Task brief:
Match on the string "this" in the entries below and return every matching line.
#####
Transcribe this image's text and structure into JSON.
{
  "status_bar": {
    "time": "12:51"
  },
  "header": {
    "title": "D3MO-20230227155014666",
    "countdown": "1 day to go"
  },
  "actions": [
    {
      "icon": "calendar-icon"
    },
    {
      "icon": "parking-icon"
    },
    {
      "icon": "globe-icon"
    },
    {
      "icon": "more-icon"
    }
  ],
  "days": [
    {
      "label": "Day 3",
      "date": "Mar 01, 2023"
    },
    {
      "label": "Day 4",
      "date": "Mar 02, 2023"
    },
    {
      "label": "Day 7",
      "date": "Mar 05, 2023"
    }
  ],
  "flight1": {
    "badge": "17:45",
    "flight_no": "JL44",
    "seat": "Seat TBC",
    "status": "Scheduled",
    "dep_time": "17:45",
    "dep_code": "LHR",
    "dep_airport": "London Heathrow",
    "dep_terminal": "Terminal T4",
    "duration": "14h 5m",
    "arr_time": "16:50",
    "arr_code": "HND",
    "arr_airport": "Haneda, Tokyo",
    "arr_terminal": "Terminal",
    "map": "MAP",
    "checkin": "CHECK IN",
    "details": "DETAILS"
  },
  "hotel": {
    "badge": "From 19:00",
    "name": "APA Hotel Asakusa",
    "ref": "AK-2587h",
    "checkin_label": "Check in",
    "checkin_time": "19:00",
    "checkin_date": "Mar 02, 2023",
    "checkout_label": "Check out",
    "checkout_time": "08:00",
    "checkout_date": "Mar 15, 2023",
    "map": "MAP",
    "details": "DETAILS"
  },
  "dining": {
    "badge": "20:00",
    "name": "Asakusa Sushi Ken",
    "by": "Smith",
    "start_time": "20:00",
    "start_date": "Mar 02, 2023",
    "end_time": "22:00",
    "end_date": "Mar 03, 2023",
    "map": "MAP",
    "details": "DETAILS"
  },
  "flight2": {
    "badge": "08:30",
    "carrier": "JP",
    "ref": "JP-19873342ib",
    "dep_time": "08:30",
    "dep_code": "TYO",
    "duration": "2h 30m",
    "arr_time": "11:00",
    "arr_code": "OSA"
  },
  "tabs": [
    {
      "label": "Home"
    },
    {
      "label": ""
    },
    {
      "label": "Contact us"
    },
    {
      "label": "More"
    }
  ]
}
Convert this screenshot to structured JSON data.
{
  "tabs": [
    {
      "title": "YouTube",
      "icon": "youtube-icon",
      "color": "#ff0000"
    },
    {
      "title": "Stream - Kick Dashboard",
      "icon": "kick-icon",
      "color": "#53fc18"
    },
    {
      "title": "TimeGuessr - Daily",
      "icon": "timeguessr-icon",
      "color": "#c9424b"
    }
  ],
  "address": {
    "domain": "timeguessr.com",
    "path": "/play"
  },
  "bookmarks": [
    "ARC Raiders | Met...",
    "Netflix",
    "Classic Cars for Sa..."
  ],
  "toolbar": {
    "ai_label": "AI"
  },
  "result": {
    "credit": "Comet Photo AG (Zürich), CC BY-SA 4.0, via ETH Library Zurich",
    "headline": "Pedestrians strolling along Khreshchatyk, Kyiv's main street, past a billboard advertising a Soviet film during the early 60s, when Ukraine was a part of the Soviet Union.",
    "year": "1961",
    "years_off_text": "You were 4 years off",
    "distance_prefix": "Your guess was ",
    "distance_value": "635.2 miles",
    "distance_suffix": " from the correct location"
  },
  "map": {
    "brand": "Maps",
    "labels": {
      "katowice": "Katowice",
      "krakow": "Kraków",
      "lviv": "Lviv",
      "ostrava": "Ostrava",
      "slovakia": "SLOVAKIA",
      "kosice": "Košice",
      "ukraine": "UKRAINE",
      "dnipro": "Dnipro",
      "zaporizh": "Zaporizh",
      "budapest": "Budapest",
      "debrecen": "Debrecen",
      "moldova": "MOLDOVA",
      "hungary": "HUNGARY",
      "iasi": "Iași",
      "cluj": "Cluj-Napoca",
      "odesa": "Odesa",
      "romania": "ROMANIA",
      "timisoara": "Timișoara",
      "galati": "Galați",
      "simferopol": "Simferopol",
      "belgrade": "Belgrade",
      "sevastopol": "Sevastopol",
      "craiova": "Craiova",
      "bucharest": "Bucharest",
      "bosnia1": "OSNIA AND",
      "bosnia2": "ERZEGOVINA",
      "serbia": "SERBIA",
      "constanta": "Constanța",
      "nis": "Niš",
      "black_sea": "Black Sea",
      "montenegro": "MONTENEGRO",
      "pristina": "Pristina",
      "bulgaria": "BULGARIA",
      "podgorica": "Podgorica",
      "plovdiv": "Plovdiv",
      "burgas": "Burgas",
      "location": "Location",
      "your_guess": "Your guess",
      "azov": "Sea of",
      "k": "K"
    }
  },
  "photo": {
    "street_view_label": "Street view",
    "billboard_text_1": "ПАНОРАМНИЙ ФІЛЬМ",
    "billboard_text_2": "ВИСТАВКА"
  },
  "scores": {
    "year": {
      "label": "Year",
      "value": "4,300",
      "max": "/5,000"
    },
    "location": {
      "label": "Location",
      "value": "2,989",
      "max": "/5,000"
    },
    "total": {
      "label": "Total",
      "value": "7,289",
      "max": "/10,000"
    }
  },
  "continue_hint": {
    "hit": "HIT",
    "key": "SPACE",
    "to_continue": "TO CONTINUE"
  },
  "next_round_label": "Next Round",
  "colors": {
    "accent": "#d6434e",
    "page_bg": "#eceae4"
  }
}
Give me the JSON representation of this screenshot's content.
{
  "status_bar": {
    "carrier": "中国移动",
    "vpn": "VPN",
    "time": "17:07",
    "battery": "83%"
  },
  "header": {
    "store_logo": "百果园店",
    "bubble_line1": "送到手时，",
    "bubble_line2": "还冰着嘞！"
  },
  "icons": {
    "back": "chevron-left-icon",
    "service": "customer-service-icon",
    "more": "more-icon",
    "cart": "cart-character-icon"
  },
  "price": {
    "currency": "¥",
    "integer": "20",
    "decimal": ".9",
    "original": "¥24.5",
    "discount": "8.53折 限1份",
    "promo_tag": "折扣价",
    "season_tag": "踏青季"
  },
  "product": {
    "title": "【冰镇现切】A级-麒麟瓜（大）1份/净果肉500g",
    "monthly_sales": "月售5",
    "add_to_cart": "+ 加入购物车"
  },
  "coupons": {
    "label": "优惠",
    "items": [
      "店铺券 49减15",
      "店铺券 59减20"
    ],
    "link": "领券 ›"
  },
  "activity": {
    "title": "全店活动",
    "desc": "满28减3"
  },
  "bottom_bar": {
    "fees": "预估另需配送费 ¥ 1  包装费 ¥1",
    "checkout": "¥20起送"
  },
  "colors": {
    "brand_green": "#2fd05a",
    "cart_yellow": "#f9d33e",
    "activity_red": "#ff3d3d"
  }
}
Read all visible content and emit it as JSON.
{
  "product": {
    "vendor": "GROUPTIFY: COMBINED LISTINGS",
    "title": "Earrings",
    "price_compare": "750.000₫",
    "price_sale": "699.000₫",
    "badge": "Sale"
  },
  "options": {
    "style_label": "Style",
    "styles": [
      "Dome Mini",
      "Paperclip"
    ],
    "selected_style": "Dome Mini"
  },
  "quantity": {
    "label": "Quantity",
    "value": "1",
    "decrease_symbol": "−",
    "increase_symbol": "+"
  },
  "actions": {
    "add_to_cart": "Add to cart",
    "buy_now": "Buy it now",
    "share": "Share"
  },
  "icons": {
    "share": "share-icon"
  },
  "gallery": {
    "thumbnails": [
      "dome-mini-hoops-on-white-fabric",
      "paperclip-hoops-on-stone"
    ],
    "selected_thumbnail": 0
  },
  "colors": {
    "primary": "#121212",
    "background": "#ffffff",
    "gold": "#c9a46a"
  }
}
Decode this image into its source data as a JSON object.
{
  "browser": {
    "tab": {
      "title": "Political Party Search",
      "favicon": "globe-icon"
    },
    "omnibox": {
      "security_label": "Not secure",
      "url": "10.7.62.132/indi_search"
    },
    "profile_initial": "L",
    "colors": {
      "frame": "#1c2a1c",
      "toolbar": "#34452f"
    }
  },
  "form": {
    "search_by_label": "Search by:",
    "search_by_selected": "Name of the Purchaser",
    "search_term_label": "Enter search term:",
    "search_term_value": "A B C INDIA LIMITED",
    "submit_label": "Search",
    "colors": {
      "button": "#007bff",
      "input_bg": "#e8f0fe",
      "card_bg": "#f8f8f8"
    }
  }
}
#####
Solution to the problem:
Transcribe this image's text and structure into JSON.
Convert this screenshot to structured JSON data.
Give me the JSON representation of this screenshot's content.
Decode this image into its source data as a JSON object.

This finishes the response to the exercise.